* [Aim of the task]: The reply should contain all the data below, repeated exactly, and none of the images.

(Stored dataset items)
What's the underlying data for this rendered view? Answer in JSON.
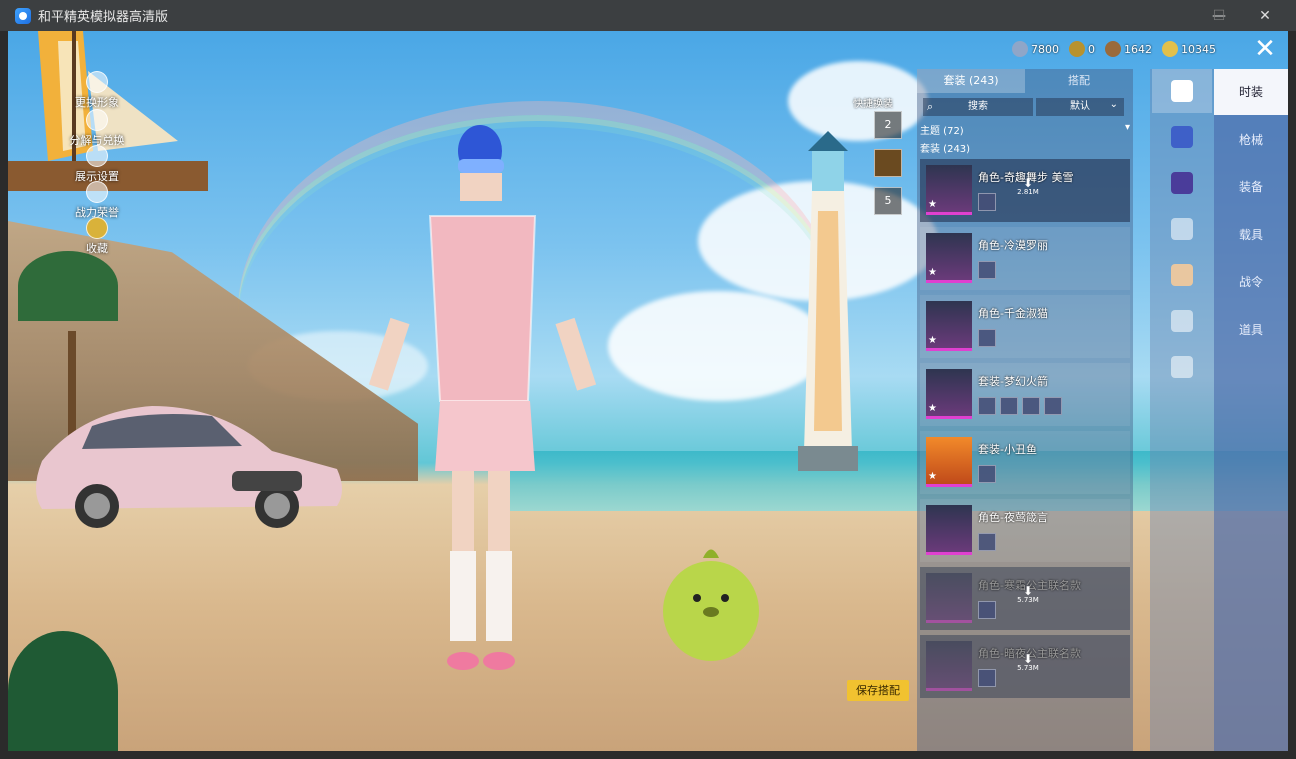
{
  "window": {
    "title": "和平精英模拟器高清版",
    "minimize": "—",
    "maximize": "☐",
    "close": "✕"
  },
  "left_menu": [
    {
      "label": "更换形象",
      "icon": "person-icon"
    },
    {
      "label": "分解与兑换",
      "icon": "exchange-icon"
    },
    {
      "label": "展示设置",
      "icon": "eye-icon"
    },
    {
      "label": "战力荣誉",
      "icon": "flame-icon"
    },
    {
      "label": "收藏",
      "icon": "trophy-icon"
    }
  ],
  "currencies": [
    {
      "value": "7800",
      "color": "#8fa6c8"
    },
    {
      "value": "0",
      "color": "#b8922e"
    },
    {
      "value": "1642",
      "color": "#9a6a3a"
    },
    {
      "value": "10345",
      "color": "#e3c04a"
    }
  ],
  "quick_change": {
    "label": "快捷换装",
    "slots": [
      "2",
      "",
      "5"
    ]
  },
  "save_button": "保存搭配",
  "panel": {
    "tabs": [
      "套装 (243)",
      "搭配"
    ],
    "search_placeholder": "搜索",
    "sort": "默认",
    "theme_filter": "主题 (72)",
    "set_count": "套装 (243)",
    "items": [
      {
        "name": "角色-奇趣舞步 美雪",
        "download": "2.81M",
        "minis": 1
      },
      {
        "name": "角色-冷漠罗丽",
        "download": "",
        "minis": 1
      },
      {
        "name": "角色-千金淑猫",
        "download": "",
        "minis": 1
      },
      {
        "name": "套装-梦幻火箭",
        "download": "",
        "minis": 4
      },
      {
        "name": "套装-小丑鱼",
        "download": "",
        "minis": 1
      },
      {
        "name": "角色-夜莺箴言",
        "download": "",
        "minis": 1
      },
      {
        "name": "角色-寒霜公主联名款",
        "download": "5.73M",
        "minis": 1
      },
      {
        "name": "角色-暗夜公主联名款",
        "download": "5.73M",
        "minis": 1
      }
    ]
  },
  "category_icons": [
    "hanger-icon",
    "helmet-hair-icon",
    "bag-icon",
    "mask-icon",
    "top-icon",
    "pants-icon",
    "shoes-icon"
  ],
  "right_tabs": [
    "时装",
    "枪械",
    "装备",
    "载具",
    "战令",
    "道具"
  ]
}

* [Answer for the task]:
What's the underlying data for this rendered view? Answer in JSON.
{
  "window": {
    "title": "和平精英模拟器高清版",
    "minimize": "—",
    "maximize": "☐",
    "close": "✕"
  },
  "left_menu": [
    {
      "label": "更换形象",
      "icon": "person-icon"
    },
    {
      "label": "分解与兑换",
      "icon": "exchange-icon"
    },
    {
      "label": "展示设置",
      "icon": "eye-icon"
    },
    {
      "label": "战力荣誉",
      "icon": "flame-icon"
    },
    {
      "label": "收藏",
      "icon": "trophy-icon"
    }
  ],
  "currencies": [
    {
      "value": "7800",
      "color": "#8fa6c8"
    },
    {
      "value": "0",
      "color": "#b8922e"
    },
    {
      "value": "1642",
      "color": "#9a6a3a"
    },
    {
      "value": "10345",
      "color": "#e3c04a"
    }
  ],
  "quick_change": {
    "label": "快捷换装",
    "slots": [
      "2",
      "",
      "5"
    ]
  },
  "save_button": "保存搭配",
  "panel": {
    "tabs": [
      "套装 (243)",
      "搭配"
    ],
    "search_placeholder": "搜索",
    "sort": "默认",
    "theme_filter": "主题 (72)",
    "set_count": "套装 (243)",
    "items": [
      {
        "name": "角色-奇趣舞步 美雪",
        "download": "2.81M",
        "minis": 1
      },
      {
        "name": "角色-冷漠罗丽",
        "download": "",
        "minis": 1
      },
      {
        "name": "角色-千金淑猫",
        "download": "",
        "minis": 1
      },
      {
        "name": "套装-梦幻火箭",
        "download": "",
        "minis": 4
      },
      {
        "name": "套装-小丑鱼",
        "download": "",
        "minis": 1
      },
      {
        "name": "角色-夜莺箴言",
        "download": "",
        "minis": 1
      },
      {
        "name": "角色-寒霜公主联名款",
        "download": "5.73M",
        "minis": 1
      },
      {
        "name": "角色-暗夜公主联名款",
        "download": "5.73M",
        "minis": 1
      }
    ]
  },
  "category_icons": [
    "hanger-icon",
    "helmet-hair-icon",
    "bag-icon",
    "mask-icon",
    "top-icon",
    "pants-icon",
    "shoes-icon"
  ],
  "right_tabs": [
    "时装",
    "枪械",
    "装备",
    "载具",
    "战令",
    "道具"
  ]
}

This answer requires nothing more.